• GIVEN INFORMATION:
◇ ◇ ◇ ◇
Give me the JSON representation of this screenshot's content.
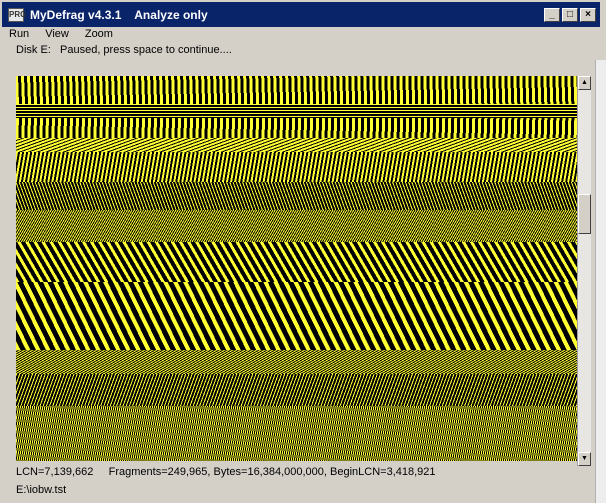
{
  "window": {
    "title": "MyDefrag v4.3.1    Analyze only",
    "app_icon_label": "PRG",
    "controls": {
      "minimize": "_",
      "maximize": "□",
      "close": "×"
    }
  },
  "menu": {
    "items": [
      "Run",
      "View",
      "Zoom"
    ]
  },
  "status": {
    "top": "Disk E:   Paused, press space to continue....",
    "bottom": "LCN=7,139,662     Fragments=249,965, Bytes=16,384,000,000, BeginLCN=3,418,921",
    "path": "E:\\iobw.tst"
  },
  "scrollbar": {
    "up_arrow": "▲",
    "down_arrow": "▼"
  },
  "colors": {
    "map_background": "#000000",
    "map_foreground": "#ffff33",
    "title_bar": "#0a246a",
    "window": "#d4d0c8"
  }
}
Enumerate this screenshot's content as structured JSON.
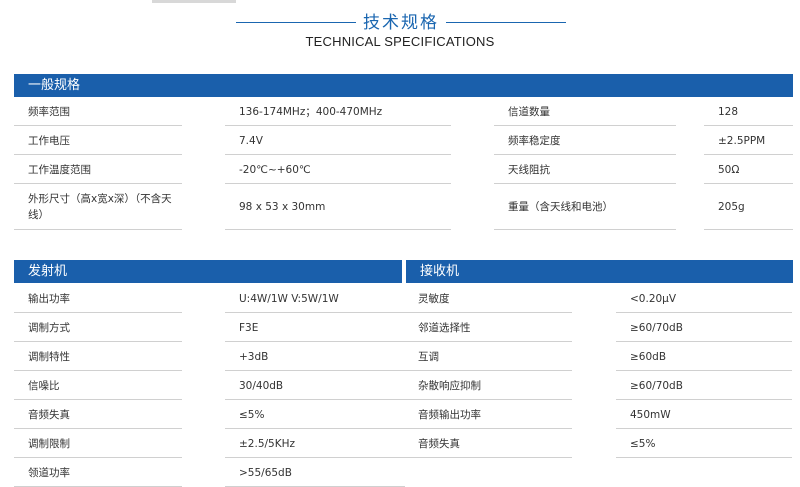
{
  "header": {
    "title_cn": "技术规格",
    "title_en": "TECHNICAL SPECIFICATIONS"
  },
  "general": {
    "title": "一般规格",
    "rows": [
      {
        "l1": "频率范围",
        "v1": "136-174MHz；400-470MHz",
        "l2": "信道数量",
        "v2": "128"
      },
      {
        "l1": "工作电压",
        "v1": "7.4V",
        "l2": "频率稳定度",
        "v2": "±2.5PPM"
      },
      {
        "l1": "工作温度范围",
        "v1": "-20℃~+60℃",
        "l2": "天线阻抗",
        "v2": "50Ω"
      },
      {
        "l1": "外形尺寸（高x宽x深）（不含天线）",
        "v1": "98 x 53 x 30mm",
        "l2": "重量（含天线和电池）",
        "v2": "205g"
      }
    ]
  },
  "transmitter": {
    "title": "发射机",
    "rows": [
      {
        "label": "输出功率",
        "value": "U:4W/1W V:5W/1W"
      },
      {
        "label": "调制方式",
        "value": "F3E"
      },
      {
        "label": "调制特性",
        "value": "+3dB"
      },
      {
        "label": "信噪比",
        "value": "30/40dB"
      },
      {
        "label": "音频失真",
        "value": "≤5%"
      },
      {
        "label": "调制限制",
        "value": "±2.5/5KHz"
      },
      {
        "label": "领道功率",
        "value": ">55/65dB"
      }
    ]
  },
  "receiver": {
    "title": "接收机",
    "rows": [
      {
        "label": "灵敏度",
        "value": "<0.20μV"
      },
      {
        "label": "邻道选择性",
        "value": "≥60/70dB"
      },
      {
        "label": "互调",
        "value": "≥60dB"
      },
      {
        "label": "杂散响应抑制",
        "value": "≥60/70dB"
      },
      {
        "label": "音频输出功率",
        "value": "450mW"
      },
      {
        "label": "音频失真",
        "value": "≤5%"
      }
    ]
  },
  "colors": {
    "section_bar": "#1a5fab",
    "title_accent": "#1a66b0",
    "row_line": "#d0d0d0"
  }
}
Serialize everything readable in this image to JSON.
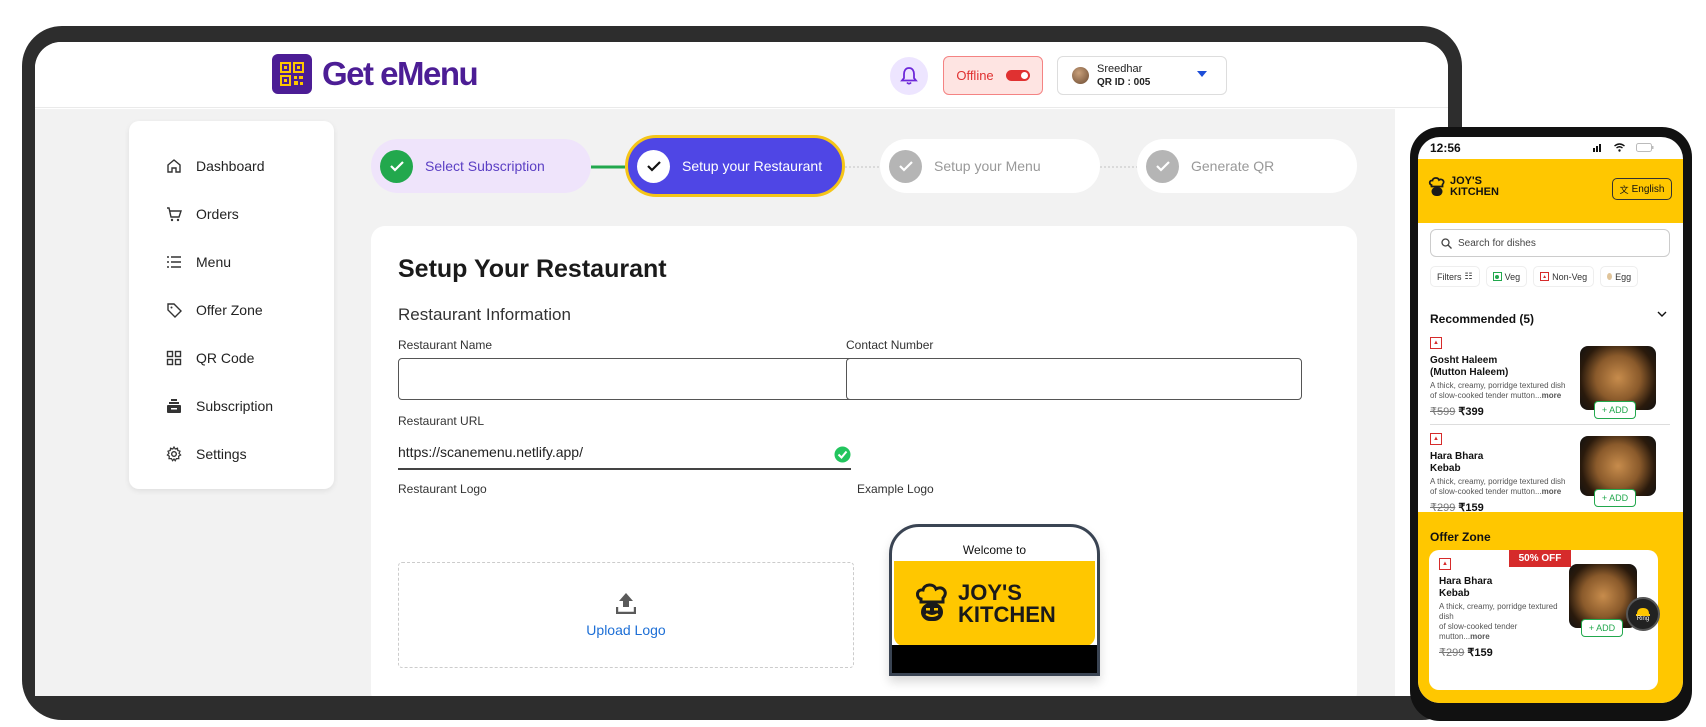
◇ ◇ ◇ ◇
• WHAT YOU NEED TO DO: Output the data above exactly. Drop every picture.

• EXERCISE OUTPUT:
Give me the JSON representation of this screenshot's content.
{
  "window": {
    "title": "MyDefrag v4.3.1    Analyze only",
    "app_icon_label": "PRG",
    "controls": {
      "minimize": "_",
      "maximize": "□",
      "close": "×"
    }
  },
  "menu": {
    "items": [
      "Run",
      "View",
      "Zoom"
    ]
  },
  "status": {
    "top": "Disk E:   Paused, press space to continue....",
    "bottom": "LCN=7,139,662     Fragments=249,965, Bytes=16,384,000,000, BeginLCN=3,418,921",
    "path": "E:\\iobw.tst"
  },
  "scrollbar": {
    "up_arrow": "▲",
    "down_arrow": "▼"
  },
  "colors": {
    "map_background": "#000000",
    "map_foreground": "#ffff33",
    "title_bar": "#0a246a",
    "window": "#d4d0c8"
  }
}
Enumerate this screenshot's content as structured JSON.
{
  "header": {
    "title_cn": "技术规格",
    "title_en": "TECHNICAL SPECIFICATIONS"
  },
  "general": {
    "title": "一般规格",
    "rows": [
      {
        "l1": "频率范围",
        "v1": "136-174MHz；400-470MHz",
        "l2": "信道数量",
        "v2": "128"
      },
      {
        "l1": "工作电压",
        "v1": "7.4V",
        "l2": "频率稳定度",
        "v2": "±2.5PPM"
      },
      {
        "l1": "工作温度范围",
        "v1": "-20℃~+60℃",
        "l2": "天线阻抗",
        "v2": "50Ω"
      },
      {
        "l1": "外形尺寸（高x宽x深）（不含天线）",
        "v1": "98 x 53 x 30mm",
        "l2": "重量（含天线和电池）",
        "v2": "205g"
      }
    ]
  },
  "transmitter": {
    "title": "发射机",
    "rows": [
      {
        "label": "输出功率",
        "value": "U:4W/1W V:5W/1W"
      },
      {
        "label": "调制方式",
        "value": "F3E"
      },
      {
        "label": "调制特性",
        "value": "+3dB"
      },
      {
        "label": "信噪比",
        "value": "30/40dB"
      },
      {
        "label": "音频失真",
        "value": "≤5%"
      },
      {
        "label": "调制限制",
        "value": "±2.5/5KHz"
      },
      {
        "label": "领道功率",
        "value": ">55/65dB"
      }
    ]
  },
  "receiver": {
    "title": "接收机",
    "rows": [
      {
        "label": "灵敏度",
        "value": "<0.20μV"
      },
      {
        "label": "邻道选择性",
        "value": "≥60/70dB"
      },
      {
        "label": "互调",
        "value": "≥60dB"
      },
      {
        "label": "杂散响应抑制",
        "value": "≥60/70dB"
      },
      {
        "label": "音频输出功率",
        "value": "450mW"
      },
      {
        "label": "音频失真",
        "value": "≤5%"
      }
    ]
  },
  "colors": {
    "section_bar": "#1a5fab",
    "title_accent": "#1a66b0",
    "row_line": "#d0d0d0"
  }
}
Serialize everything readable in this image to JSON.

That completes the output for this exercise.